Seven Swans....Relaxing

Trumpeter Swans

Actually, it was more like seventy swans relaxing yesterday along Best Road in Skagit County, Washington.  I had the 100-400 mm lens mounted on the camera.  From where I stood, this forty or so was all I could fit in the frame at 100 mm.  I spotted this group of Trumpeter Swans (Cygnus buccinator) while heading home after hiking on Fir Island.

Trumpeter Swans

Our mornings have been chilly since New Year's, with mostly sunny skies.  It was only about 26° F (-2° C) at the time of these photos.  That's frost on the grass adding a silvery tinge.
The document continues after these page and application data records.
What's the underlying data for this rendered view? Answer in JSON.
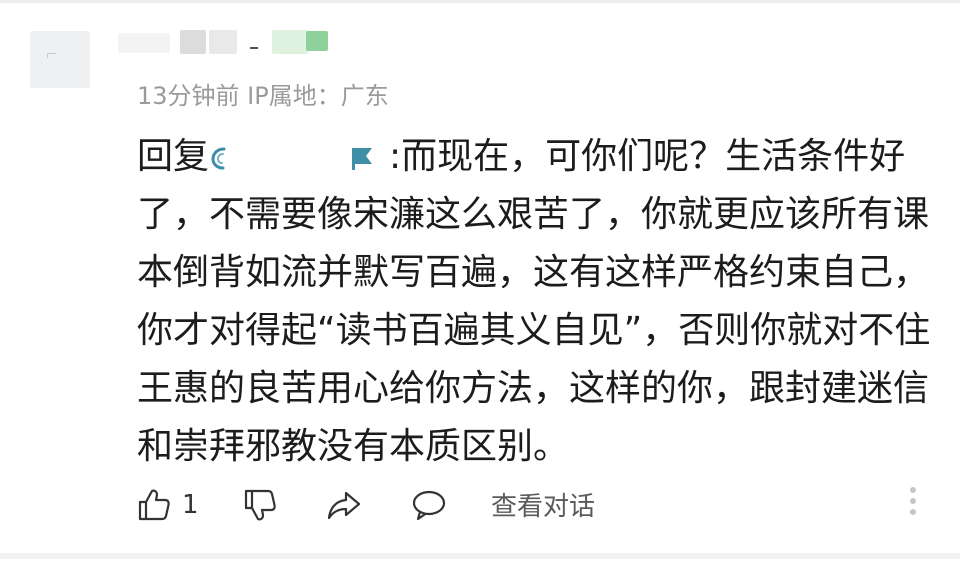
{
  "comment": {
    "meta_text": "13分钟前 IP属地：广东",
    "reply_prefix": "回复",
    "reply_after_mention": ":而现在，可你们呢？生活条件好",
    "reply_lines": [
      "了，不需要像宋濂这么艰苦了，你就更应该所有课",
      "本倒背如流并默写百遍，这有这样严格约束自己，",
      "你才对得起“读书百遍其义自见”，否则你就对不住",
      "王惠的良苦用心给你方法，这样的你，跟封建迷信",
      "和崇拜邪教没有本质区别。"
    ]
  },
  "actions": {
    "like_count": "1",
    "view_conversation_label": "查看对话"
  },
  "icons": {
    "like": "thumbs-up-icon",
    "dislike": "thumbs-down-icon",
    "share": "share-icon",
    "comment": "comment-bubble-icon",
    "more": "more-vertical-icon"
  },
  "colors": {
    "meta": "#9a9a9a",
    "text": "#1c1c1c",
    "mention_accent": "#3a8ea8"
  }
}
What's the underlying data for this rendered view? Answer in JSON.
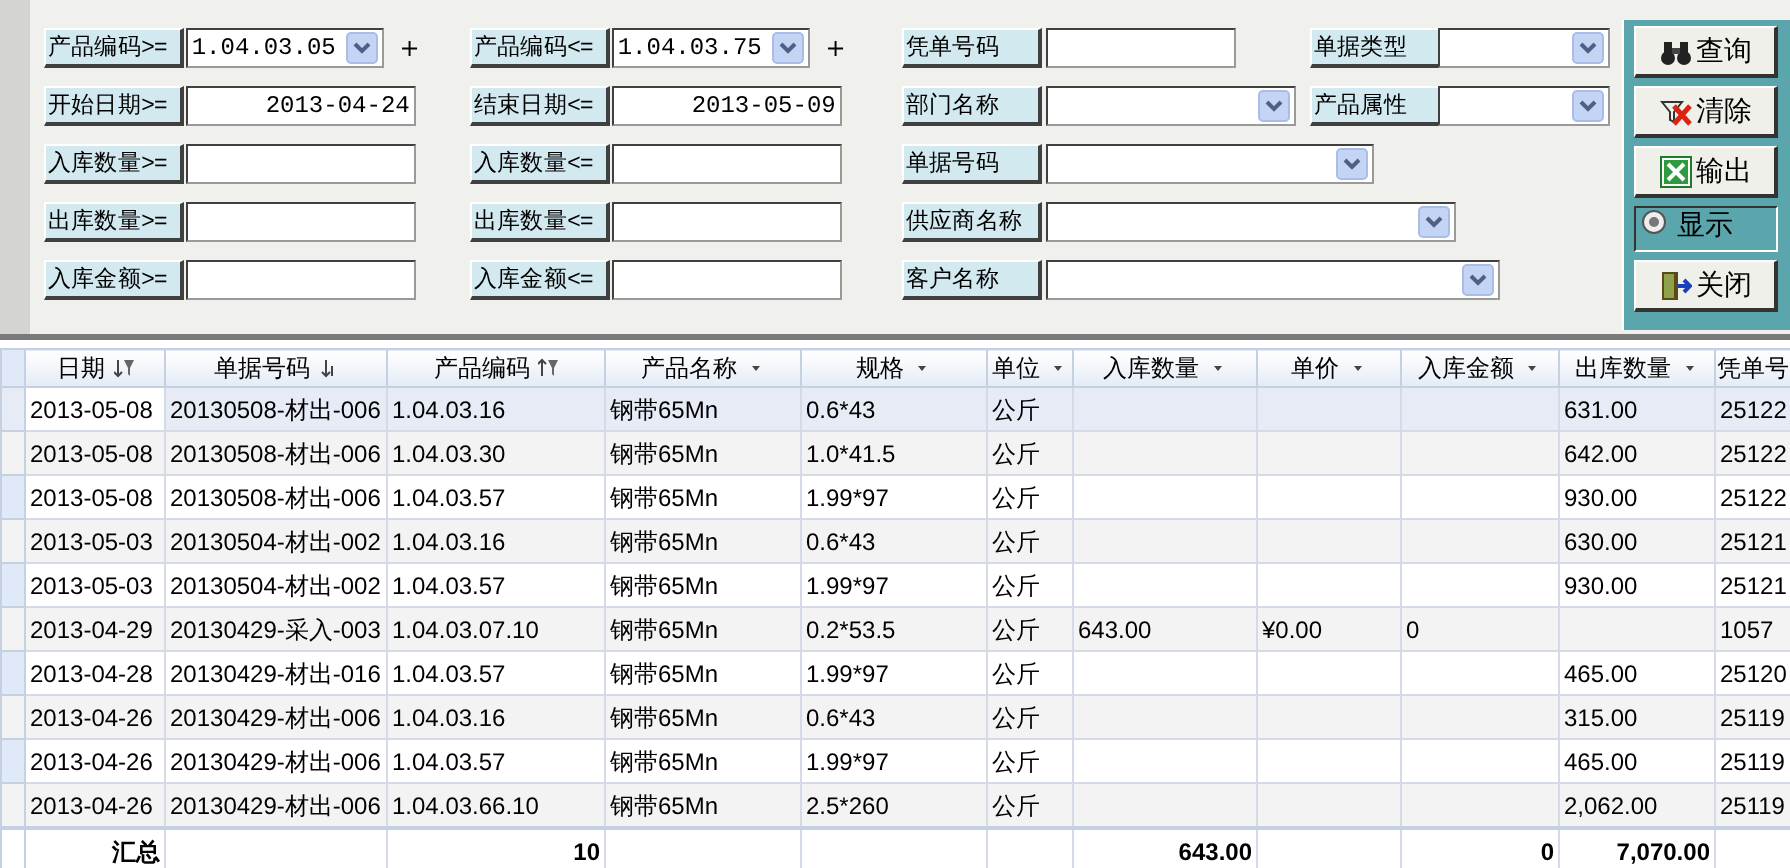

Tundra Swans (Cygnus columbianus) also visit this area in the winter.  If you get a close look, the two species are easy to tell apart.  The crown of the head on Trumpeters is flattened with the plane parallel to the beak.  On Tundra Swans, the crown is more dome shaped.  Tundras usually also have a spot of orange or yellow on the beak near the eye.

The grayish birds are juveniles.  They will turn white like the adults before the spring migration.  The faces of some Trumpeters have a rust stain, derived from iron compounds where they have been feeding.

Trumpeter Swans

Trumpeter Swans are North America's largest waterfowl.  They usually weigh 15-30 pounds, 7-14 kg with a wingspan of 80 in, 203 cm.  To get aloft, they require 100 meters of open water, running across the surface.

A group of swans on open land like this is called a bevy, bank or herd.  I like herd for such a pastoral scene.  When in flight, they become a wedge or flight.

Trumpeter Swans

The scientific name Cygnus is Latin for swan (from ancient Greek kyknos).  Buccinator comes from Latin buccinare, meaning to blow a trumpet.  Buccinator is also the cheek muscle in humans.  It flattens the cheek, aids in chewing food, and, as it happens, is used in trumpet playing.

These birds are common sights in the fields of Skagit and Whatcom counties during the winter.  They might also be spotted flying overhead, sounding their calls, as they move from field to field.  Best Road is one of the best places to spot them.  I also look for them in Cranberry Lake in Deception Pass State Park.  They are hard to miss and always a pleasure.